### WHAT YOU ARE ASKED TO DO
Write out every entry exactly as it appears.

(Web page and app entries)

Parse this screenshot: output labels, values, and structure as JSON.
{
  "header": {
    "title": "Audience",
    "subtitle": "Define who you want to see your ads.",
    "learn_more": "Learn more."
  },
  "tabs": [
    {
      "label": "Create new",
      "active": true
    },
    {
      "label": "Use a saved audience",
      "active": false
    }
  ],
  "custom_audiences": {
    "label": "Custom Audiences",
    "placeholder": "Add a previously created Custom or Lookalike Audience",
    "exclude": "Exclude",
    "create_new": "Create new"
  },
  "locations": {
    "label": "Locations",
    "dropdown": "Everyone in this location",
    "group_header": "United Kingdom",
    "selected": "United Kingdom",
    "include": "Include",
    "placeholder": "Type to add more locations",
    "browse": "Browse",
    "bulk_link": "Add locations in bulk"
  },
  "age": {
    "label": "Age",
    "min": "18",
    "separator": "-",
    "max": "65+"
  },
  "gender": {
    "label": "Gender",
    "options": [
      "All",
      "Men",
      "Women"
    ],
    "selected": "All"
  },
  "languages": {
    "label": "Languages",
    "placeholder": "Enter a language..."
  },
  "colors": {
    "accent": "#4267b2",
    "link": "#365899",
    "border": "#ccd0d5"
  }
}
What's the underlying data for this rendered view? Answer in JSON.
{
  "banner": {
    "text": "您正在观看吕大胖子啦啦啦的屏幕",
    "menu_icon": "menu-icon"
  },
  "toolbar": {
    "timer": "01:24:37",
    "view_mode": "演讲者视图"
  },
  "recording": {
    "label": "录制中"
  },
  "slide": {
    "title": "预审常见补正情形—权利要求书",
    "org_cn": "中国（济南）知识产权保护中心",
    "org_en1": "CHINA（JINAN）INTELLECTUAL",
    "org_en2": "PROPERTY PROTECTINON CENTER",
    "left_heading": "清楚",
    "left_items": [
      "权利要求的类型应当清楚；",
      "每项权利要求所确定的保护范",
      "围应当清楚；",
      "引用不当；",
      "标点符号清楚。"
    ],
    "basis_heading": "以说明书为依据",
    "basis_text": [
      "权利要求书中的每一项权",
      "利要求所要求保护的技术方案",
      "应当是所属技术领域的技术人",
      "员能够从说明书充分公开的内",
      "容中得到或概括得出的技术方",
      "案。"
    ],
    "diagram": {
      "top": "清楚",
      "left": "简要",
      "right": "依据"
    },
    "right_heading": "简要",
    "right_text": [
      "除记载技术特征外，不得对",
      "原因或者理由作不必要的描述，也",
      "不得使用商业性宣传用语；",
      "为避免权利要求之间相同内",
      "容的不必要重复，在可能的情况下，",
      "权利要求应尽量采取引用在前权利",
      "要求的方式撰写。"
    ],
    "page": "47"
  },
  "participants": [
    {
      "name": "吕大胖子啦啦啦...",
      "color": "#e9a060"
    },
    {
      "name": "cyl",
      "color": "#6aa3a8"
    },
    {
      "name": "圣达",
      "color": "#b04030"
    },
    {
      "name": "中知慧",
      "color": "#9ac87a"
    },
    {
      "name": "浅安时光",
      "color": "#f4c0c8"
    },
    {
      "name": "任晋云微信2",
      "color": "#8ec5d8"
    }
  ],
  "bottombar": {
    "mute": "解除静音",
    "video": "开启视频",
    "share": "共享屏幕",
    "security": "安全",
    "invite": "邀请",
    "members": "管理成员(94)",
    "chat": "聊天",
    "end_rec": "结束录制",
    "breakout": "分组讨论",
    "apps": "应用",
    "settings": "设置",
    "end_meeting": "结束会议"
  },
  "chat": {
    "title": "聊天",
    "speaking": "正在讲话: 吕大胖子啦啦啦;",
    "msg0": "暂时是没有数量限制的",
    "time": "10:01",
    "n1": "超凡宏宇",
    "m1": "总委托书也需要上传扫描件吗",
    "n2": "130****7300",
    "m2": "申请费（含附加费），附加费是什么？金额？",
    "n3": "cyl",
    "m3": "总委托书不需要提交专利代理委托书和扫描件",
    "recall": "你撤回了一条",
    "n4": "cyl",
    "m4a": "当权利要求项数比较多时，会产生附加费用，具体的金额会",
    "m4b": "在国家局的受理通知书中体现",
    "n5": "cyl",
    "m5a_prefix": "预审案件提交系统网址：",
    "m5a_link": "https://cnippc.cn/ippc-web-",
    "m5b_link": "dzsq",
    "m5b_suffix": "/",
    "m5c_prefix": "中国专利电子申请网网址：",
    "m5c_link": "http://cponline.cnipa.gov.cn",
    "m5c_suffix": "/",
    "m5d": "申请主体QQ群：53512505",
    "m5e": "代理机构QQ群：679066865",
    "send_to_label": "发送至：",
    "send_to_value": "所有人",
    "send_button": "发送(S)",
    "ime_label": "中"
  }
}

### ANSWER SPACE
Parse this screenshot: output labels, values, and structure as JSON.
{
  "header": {
    "title": "Audience",
    "subtitle": "Define who you want to see your ads.",
    "learn_more": "Learn more."
  },
  "tabs": [
    {
      "label": "Create new",
      "active": true
    },
    {
      "label": "Use a saved audience",
      "active": false
    }
  ],
  "custom_audiences": {
    "label": "Custom Audiences",
    "placeholder": "Add a previously created Custom or Lookalike Audience",
    "exclude": "Exclude",
    "create_new": "Create new"
  },
  "locations": {
    "label": "Locations",
    "dropdown": "Everyone in this location",
    "group_header": "United Kingdom",
    "selected": "United Kingdom",
    "include": "Include",
    "placeholder": "Type to add more locations",
    "browse": "Browse",
    "bulk_link": "Add locations in bulk"
  },
  "age": {
    "label": "Age",
    "min": "18",
    "separator": "-",
    "max": "65+"
  },
  "gender": {
    "label": "Gender",
    "options": [
      "All",
      "Men",
      "Women"
    ],
    "selected": "All"
  },
  "languages": {
    "label": "Languages",
    "placeholder": "Enter a language..."
  },
  "colors": {
    "accent": "#4267b2",
    "link": "#365899",
    "border": "#ccd0d5"
  }
}
What's the underlying data for this rendered view? Answer in JSON.
{
  "banner": {
    "text": "您正在观看吕大胖子啦啦啦的屏幕",
    "menu_icon": "menu-icon"
  },
  "toolbar": {
    "timer": "01:24:37",
    "view_mode": "演讲者视图"
  },
  "recording": {
    "label": "录制中"
  },
  "slide": {
    "title": "预审常见补正情形—权利要求书",
    "org_cn": "中国（济南）知识产权保护中心",
    "org_en1": "CHINA（JINAN）INTELLECTUAL",
    "org_en2": "PROPERTY PROTECTINON CENTER",
    "left_heading": "清楚",
    "left_items": [
      "权利要求的类型应当清楚；",
      "每项权利要求所确定的保护范",
      "围应当清楚；",
      "引用不当；",
      "标点符号清楚。"
    ],
    "basis_heading": "以说明书为依据",
    "basis_text": [
      "权利要求书中的每一项权",
      "利要求所要求保护的技术方案",
      "应当是所属技术领域的技术人",
      "员能够从说明书充分公开的内",
      "容中得到或概括得出的技术方",
      "案。"
    ],
    "diagram": {
      "top": "清楚",
      "left": "简要",
      "right": "依据"
    },
    "right_heading": "简要",
    "right_text": [
      "除记载技术特征外，不得对",
      "原因或者理由作不必要的描述，也",
      "不得使用商业性宣传用语；",
      "为避免权利要求之间相同内",
      "容的不必要重复，在可能的情况下，",
      "权利要求应尽量采取引用在前权利",
      "要求的方式撰写。"
    ],
    "page": "47"
  },
  "participants": [
    {
      "name": "吕大胖子啦啦啦...",
      "color": "#e9a060"
    },
    {
      "name": "cyl",
      "color": "#6aa3a8"
    },
    {
      "name": "圣达",
      "color": "#b04030"
    },
    {
      "name": "中知慧",
      "color": "#9ac87a"
    },
    {
      "name": "浅安时光",
      "color": "#f4c0c8"
    },
    {
      "name": "任晋云微信2",
      "color": "#8ec5d8"
    }
  ],
  "bottombar": {
    "mute": "解除静音",
    "video": "开启视频",
    "share": "共享屏幕",
    "security": "安全",
    "invite": "邀请",
    "members": "管理成员(94)",
    "chat": "聊天",
    "end_rec": "结束录制",
    "breakout": "分组讨论",
    "apps": "应用",
    "settings": "设置",
    "end_meeting": "结束会议"
  },
  "chat": {
    "title": "聊天",
    "speaking": "正在讲话: 吕大胖子啦啦啦;",
    "msg0": "暂时是没有数量限制的",
    "time": "10:01",
    "n1": "超凡宏宇",
    "m1": "总委托书也需要上传扫描件吗",
    "n2": "130****7300",
    "m2": "申请费（含附加费），附加费是什么？金额？",
    "n3": "cyl",
    "m3": "总委托书不需要提交专利代理委托书和扫描件",
    "recall": "你撤回了一条",
    "n4": "cyl",
    "m4a": "当权利要求项数比较多时，会产生附加费用，具体的金额会",
    "m4b": "在国家局的受理通知书中体现",
    "n5": "cyl",
    "m5a_prefix": "预审案件提交系统网址：",
    "m5a_link": "https://cnippc.cn/ippc-web-",
    "m5b_link": "dzsq",
    "m5b_suffix": "/",
    "m5c_prefix": "中国专利电子申请网网址：",
    "m5c_link": "http://cponline.cnipa.gov.cn",
    "m5c_suffix": "/",
    "m5d": "申请主体QQ群：53512505",
    "m5e": "代理机构QQ群：679066865",
    "send_to_label": "发送至：",
    "send_to_value": "所有人",
    "send_button": "发送(S)",
    "ime_label": "中"
  }
}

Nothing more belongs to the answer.